Bottom Line: Moreover, their alteration has been associated with the development of numerous diseases.The present study reviews these interactions from the molecular and biomedical point of view, and the effects of their modulation on the physiological activity of cells, the aetiology of human diseases and the design of clinical drugs.In fact, the influence of lipids on protein function is reflected in the possibility to use these molecular species as targets for therapies against cancer, obesity, neurodegenerative disorders, cardiovascular pathologies and other diseases, using a new approach called membrane-lipid therapy.

View Article: PubMed Central - PubMed

Affiliation: Laboratory of Molecular Cell Biomedicine, Dept of Biology-IUNICS, University of the Balearic Islands, Palma de Mallorca, Spain. pablo.escriba@uib.es

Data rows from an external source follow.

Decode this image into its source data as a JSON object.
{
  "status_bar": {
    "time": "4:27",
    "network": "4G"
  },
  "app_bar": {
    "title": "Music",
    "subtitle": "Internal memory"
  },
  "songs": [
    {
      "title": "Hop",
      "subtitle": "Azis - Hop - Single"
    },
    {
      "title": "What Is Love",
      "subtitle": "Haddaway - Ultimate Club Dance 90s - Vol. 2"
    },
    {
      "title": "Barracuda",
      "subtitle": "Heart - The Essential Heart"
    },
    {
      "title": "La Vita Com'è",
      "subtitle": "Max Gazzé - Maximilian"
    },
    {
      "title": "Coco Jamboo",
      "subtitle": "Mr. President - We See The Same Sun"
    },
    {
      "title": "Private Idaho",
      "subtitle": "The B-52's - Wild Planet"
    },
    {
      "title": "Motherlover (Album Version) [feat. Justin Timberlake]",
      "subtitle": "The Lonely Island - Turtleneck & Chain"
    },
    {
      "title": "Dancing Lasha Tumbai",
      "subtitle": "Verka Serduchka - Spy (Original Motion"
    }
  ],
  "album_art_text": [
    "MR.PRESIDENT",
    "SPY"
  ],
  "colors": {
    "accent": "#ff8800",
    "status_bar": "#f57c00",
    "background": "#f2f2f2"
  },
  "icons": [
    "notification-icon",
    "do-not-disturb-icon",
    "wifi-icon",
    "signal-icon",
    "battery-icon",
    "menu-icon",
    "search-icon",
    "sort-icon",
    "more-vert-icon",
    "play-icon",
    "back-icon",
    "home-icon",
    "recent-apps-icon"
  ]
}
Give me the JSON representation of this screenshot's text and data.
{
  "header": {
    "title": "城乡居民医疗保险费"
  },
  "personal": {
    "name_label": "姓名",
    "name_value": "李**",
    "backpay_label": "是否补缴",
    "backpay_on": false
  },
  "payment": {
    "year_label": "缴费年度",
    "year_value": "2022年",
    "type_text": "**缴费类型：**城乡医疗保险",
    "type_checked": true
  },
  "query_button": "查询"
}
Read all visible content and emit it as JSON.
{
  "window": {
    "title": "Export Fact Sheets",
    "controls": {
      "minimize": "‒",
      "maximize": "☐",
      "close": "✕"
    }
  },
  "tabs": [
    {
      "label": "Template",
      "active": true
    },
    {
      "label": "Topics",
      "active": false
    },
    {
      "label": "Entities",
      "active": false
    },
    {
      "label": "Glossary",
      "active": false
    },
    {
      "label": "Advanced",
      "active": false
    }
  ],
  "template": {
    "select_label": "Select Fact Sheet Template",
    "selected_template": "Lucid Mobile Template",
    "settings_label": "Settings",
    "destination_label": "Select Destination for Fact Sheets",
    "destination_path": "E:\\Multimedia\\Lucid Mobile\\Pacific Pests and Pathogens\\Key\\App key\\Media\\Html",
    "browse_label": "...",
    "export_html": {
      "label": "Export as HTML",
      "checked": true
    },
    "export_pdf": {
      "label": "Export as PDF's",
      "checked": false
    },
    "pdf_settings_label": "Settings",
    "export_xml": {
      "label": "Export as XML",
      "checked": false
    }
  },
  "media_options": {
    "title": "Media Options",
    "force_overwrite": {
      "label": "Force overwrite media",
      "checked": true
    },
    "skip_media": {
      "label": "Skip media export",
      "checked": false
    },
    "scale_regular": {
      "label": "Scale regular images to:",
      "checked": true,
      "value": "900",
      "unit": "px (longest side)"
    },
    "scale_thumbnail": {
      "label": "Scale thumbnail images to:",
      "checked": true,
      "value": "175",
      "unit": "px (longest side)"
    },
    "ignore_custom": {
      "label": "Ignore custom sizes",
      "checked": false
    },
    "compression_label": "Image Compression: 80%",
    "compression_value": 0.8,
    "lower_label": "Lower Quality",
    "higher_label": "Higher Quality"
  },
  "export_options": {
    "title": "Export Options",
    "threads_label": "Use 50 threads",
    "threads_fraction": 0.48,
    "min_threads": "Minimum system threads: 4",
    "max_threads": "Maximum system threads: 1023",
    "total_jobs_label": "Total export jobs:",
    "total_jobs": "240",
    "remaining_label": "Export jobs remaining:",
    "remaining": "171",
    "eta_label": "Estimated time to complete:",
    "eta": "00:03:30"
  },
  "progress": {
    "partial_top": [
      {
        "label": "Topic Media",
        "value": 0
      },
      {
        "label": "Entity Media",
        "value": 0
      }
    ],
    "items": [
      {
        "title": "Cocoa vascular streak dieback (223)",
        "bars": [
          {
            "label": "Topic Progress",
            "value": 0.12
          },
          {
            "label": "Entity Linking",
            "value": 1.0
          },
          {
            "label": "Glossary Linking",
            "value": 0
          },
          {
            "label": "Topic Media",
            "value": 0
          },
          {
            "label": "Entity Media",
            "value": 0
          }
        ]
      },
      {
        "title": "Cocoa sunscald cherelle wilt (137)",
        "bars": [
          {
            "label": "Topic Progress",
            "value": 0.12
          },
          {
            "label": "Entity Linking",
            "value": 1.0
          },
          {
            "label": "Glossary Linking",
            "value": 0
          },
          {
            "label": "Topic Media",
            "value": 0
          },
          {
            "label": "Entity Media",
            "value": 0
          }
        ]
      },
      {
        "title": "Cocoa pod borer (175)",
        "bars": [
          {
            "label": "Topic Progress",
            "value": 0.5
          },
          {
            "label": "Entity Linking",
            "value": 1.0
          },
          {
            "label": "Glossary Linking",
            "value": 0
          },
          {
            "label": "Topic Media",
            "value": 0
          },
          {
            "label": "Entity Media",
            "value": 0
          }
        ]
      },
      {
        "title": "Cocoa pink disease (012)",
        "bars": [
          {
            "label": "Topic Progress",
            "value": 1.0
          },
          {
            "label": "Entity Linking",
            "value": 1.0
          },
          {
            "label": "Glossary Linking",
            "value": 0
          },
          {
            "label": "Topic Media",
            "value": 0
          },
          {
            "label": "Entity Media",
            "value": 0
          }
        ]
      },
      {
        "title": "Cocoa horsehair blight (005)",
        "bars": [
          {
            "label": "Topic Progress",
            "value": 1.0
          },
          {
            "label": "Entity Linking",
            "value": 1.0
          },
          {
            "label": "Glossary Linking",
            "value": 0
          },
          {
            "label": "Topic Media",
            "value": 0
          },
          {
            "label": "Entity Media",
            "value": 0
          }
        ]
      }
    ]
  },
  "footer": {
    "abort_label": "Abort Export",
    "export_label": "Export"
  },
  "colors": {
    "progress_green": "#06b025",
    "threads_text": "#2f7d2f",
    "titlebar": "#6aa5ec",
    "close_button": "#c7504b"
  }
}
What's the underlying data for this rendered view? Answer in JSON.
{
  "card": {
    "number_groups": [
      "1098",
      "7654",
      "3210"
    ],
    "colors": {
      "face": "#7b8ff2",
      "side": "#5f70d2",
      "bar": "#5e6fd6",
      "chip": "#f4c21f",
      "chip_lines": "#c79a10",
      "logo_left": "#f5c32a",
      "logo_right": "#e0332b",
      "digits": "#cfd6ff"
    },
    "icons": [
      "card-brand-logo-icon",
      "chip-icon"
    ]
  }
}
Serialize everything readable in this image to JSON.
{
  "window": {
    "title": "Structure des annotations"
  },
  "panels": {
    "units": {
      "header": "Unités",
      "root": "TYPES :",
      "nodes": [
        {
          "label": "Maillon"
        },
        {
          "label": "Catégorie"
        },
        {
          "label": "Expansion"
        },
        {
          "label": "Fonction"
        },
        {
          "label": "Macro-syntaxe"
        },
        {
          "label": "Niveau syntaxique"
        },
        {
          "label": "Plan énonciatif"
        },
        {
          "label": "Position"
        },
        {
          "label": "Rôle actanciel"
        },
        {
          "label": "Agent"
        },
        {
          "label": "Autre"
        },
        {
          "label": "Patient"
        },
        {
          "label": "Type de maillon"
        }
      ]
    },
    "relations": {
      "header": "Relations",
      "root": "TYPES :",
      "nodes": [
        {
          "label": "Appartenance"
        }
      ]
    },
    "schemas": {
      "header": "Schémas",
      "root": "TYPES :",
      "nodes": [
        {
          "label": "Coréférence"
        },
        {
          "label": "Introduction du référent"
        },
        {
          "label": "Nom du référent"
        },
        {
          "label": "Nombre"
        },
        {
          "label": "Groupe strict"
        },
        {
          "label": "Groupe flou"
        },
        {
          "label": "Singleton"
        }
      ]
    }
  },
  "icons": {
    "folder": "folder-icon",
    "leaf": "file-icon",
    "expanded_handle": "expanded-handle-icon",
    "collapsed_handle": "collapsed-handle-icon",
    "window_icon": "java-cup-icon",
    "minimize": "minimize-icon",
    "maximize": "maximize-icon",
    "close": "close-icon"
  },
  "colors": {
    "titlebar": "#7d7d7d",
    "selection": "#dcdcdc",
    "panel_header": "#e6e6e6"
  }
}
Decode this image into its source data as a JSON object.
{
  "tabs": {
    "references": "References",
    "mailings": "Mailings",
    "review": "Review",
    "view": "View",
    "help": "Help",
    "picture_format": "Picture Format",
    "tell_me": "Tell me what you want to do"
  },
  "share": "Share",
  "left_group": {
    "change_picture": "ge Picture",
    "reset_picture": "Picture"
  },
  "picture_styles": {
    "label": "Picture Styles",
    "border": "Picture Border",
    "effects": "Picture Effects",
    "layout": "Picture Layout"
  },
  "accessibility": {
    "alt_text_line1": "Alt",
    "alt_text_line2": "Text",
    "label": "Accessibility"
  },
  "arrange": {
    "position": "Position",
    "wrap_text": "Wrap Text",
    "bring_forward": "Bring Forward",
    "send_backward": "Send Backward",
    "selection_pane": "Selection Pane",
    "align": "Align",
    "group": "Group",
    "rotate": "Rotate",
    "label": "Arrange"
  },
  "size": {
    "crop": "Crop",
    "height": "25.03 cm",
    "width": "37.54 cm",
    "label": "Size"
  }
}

ABSTRACT
Membranes constitute a meeting point for lipids and proteins. Not only do they define the entity of cells and cytosolic organelles but they also display a wide variety of important functions previously ascribed to the activity of proteins alone. Indeed, lipids have commonly been considered a mere support for the transient or permanent association of membrane proteins, while acting as a selective cell/organelle barrier. However, mounting evidence demonstrates that lipids themselves regulate the location and activity of many membrane proteins, as well as defining membrane microdomains that serve as spatio-temporal platforms for interacting signalling proteins. Membrane lipids are crucial in the fission and fusion of lipid bilayers and they also act as sensors to control environmental or physiological conditions. Lipids and lipid structures participate directly as messengers or regulators of signal transduction. Moreover, their alteration has been associated with the development of numerous diseases. Proteins can interact with membranes through lipid co-/post-translational modifications, and electrostatic and hydrophobic interactions, van der Waals forces and hydrogen bonding are all involved in the associations among membrane proteins and lipids. The present study reviews these interactions from the molecular and biomedical point of view, and the effects of their modulation on the physiological activity of cells, the aetiology of human diseases and the design of clinical drugs. In fact, the influence of lipids on protein function is reflected in the possibility to use these molecular species as targets for therapies against cancer, obesity, neurodegenerative disorders, cardiovascular pathologies and other diseases, using a new approach called membrane-lipid therapy.

Show MeSH
Related in: MedlinePlus